This is certainly a random topic. I recently had to complete a paper on oils of the Bible for my course at Vintage Remedies. I chose Frankincense and I'm posting the contents of my paper because I think you might find some of it interesting. I mean, how many times have you heard about the three Wise Men carrying Frankincense and thought, "What the heck is Frankincense and why is it a gift?"
Frankincense appears 21 times in 21 verses in the Bible (ESV) beginning in Exodus and ending in Revelation. Most people skim over the word noting it as a fragrance or gift and move on. But, if it’s in the Bible and it’s listed not just once, but 21 times, then there must be something more than just a fragrance … and there is.
The word frankincense is taken from the French word for “true incense.” In Hebrew, the word refers to “whiteness” and it symbolizes divinity. This resin is in fact white and it comes from the Boswellia tree, which resembles a Bonsai with a small and knotted appearance. These trees originated in Africa and the Middle East and are native to the Red Sea region. They are considered unusual for their ability to grow in unforgiving environments, sometimes growing directly out of solid rock.
In ancient days and throughout the Middle-Ages, it was used by the Christian church as a holy anointing oil. It was a healing oil more precious than gold, extremely valuable. Thus, it was not commonly used except by the rich. To symbolize and accompany prayer, it was often used as incense. In Exodus 30:34, God told Moses to make an incense with it and proclaimed it holy for the Lord. He also instructed that it NOT be used for yourselves or as a personal perfume, for it was holy and for the Lord. In Leviticus 2:1-2, frankincense was mixed with fine flour for the priests to burn as a memorial on the altar, a food offering with a pleasing aroma to the Lord. Not every offering contained the oil, however. In Leviticus 5:11 and Numbers 5:15, God gave clear instructions to leave out the oil when making a grain offering of jealousy or a sin offering. In Isaiah 43:23, God gives us clues that frankincense is tiresome to retrieve and in Isaiah 60:6 and Jeremiah 6:20, he tells us where it is found; in the kingdom of Sheba (Arabia). Perhaps, the most noted verse of frankincense is Matthew 2:11 where it is brought as a treasured gift by the Magi or Wise Men at the birth of Jesus. Some theologians make note here that the oil was commonly used for burial purposes especially in ancient Egypt, offering a clue into the purpose of His birth.
Thus far, we know frankincense was considered holy, a symbol of the divine Lord often used in offerings and burned in temples for its sweet and calming aroma. In order to understand the real significance of frankincense, we must dig a little deeper starting with how it is harvested. The trees do not start producing this resin until they are 8-10 years old and the trees are frequently home to venomous snakes, making collection a dangerous task. When the trees are ready, collectors incise the tree trunks forming wounds that bleed the white resin. The resin dries for about three months in the hot desert sun and forms hardened masses called “tears.” The tears are then collected and sold in markets. Remember also that these trees have an unusual ability to grow in environments so unforgiving. Do you see what I see yet?
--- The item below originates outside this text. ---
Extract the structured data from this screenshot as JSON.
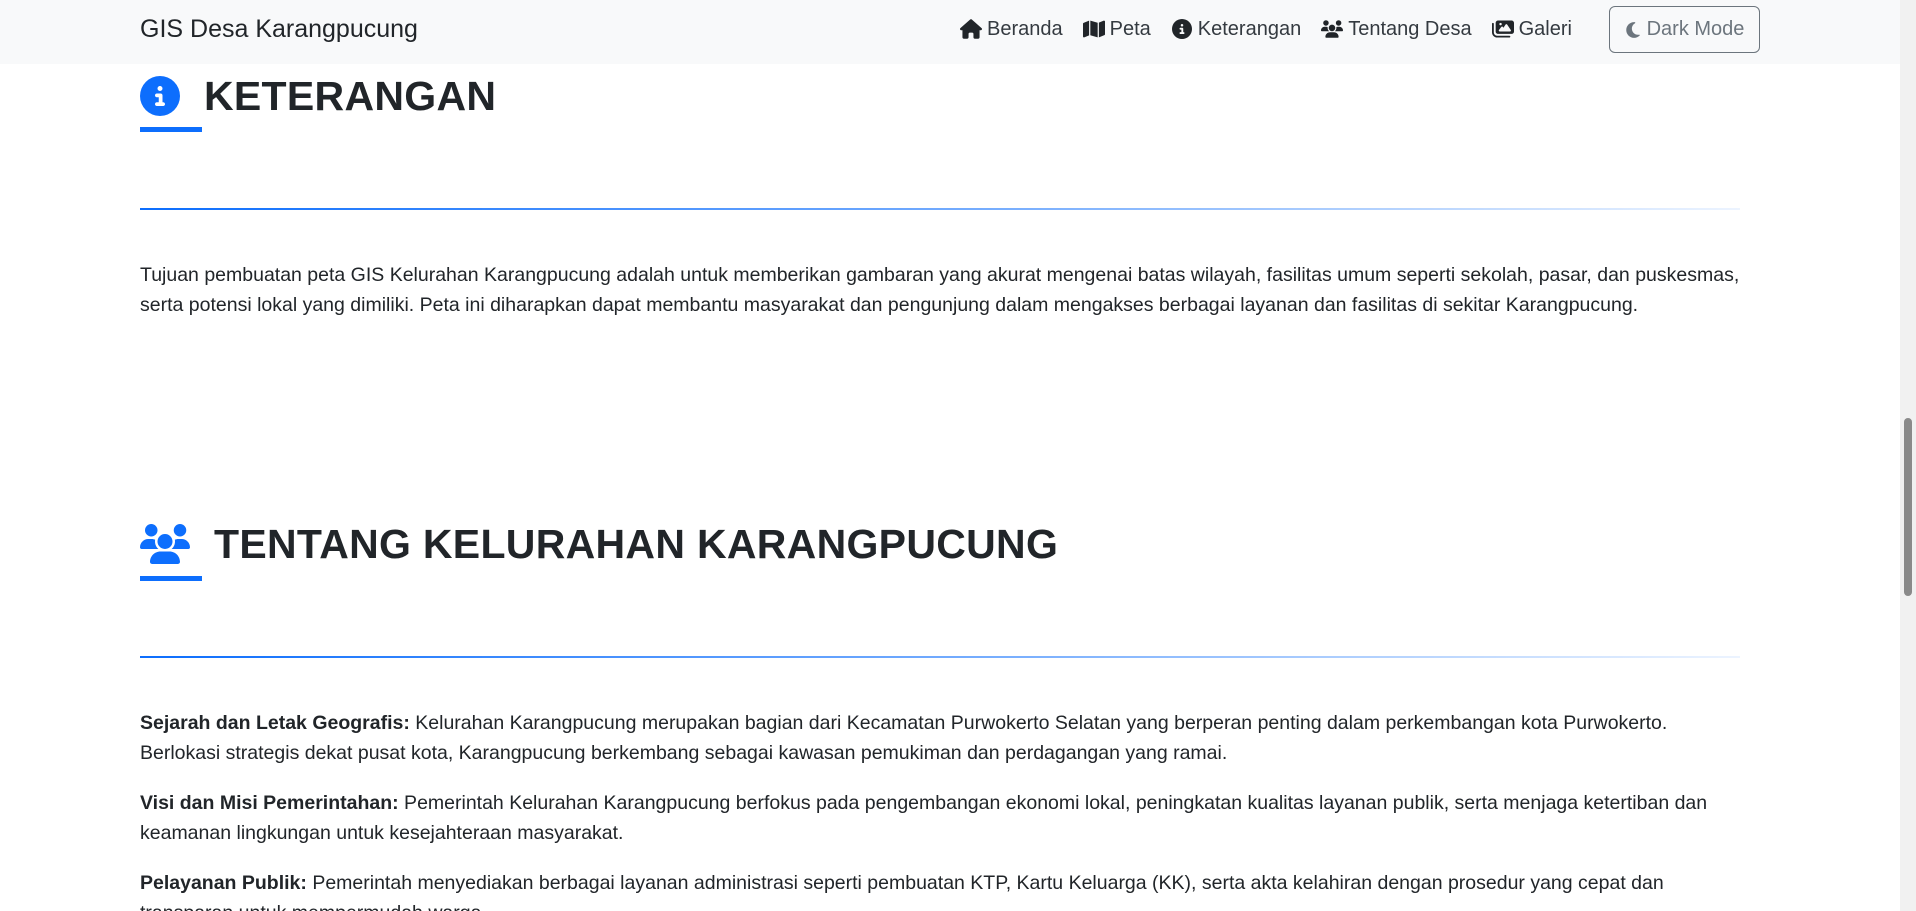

The sweet smelling resin comes as the result of the trees’ woundedness. This sweet aroma produces a calming influence and aids in meditation and prayer and thus worship, making our breaths deeper, longer, and stronger. Like this pleasing aroma, our worship is to be pleasing to God. When we can worship in the midst of sorrow and pain, then it’s a sweet smelling offering to our Lord. Most people think of worship as celebration with jumping and shouting, but tears, like frankincense resin, flowing out of our broken hearts and hurts are also especially pleasing in worship-a sweet smelling sacrifice just as in ancient days.
Even today, there are still modern day beneficial properties of frankincense. Its primary effects are anti septic, disinfectant, astringent, sedative, tonic, and anti-inflammatory. It is frequently used in aromatherapy to soothe and calm the mind, relieving anxiety and depression. The respiratory properties of frankincense help to clean the lungs and relieve shortness of breath, asthma, bronchitis, coughs, and colds. It helps rejuvenate aging skin and is effective with sores, wounds, scars, and even arthritis. It is non-toxic and non-irritant and can be used by most people.
One drawback, a recent study in 2006 indicated a declining in the tree. Tapping or harvesting is typically done 2-3 times a year. Heavily tapped trees have been found to produce seeds that germinate at only 16% compared to seeds that germinate at more than 80% from untapped trees. To make matters worse, humans are clearing these trees for farmland and allowing goats to feed on sapling leaves depleting chances for regeneration. As stewards of this Earth, it is important that we make conscious choices that are ecologically ethical. Many valuable resources are being depleted at alarming rates due to over-exploitation . It is our duty to keep sustainability in mind when searching to buy items like essential oils and only buy from reputable sources. It's also important to stay informed about what is happening in the world of plants. One website Cropwatch is dedicated to posting updated information about threatened species and helping us make sure that we don’t wipe out such a sacred part of history like frankincense.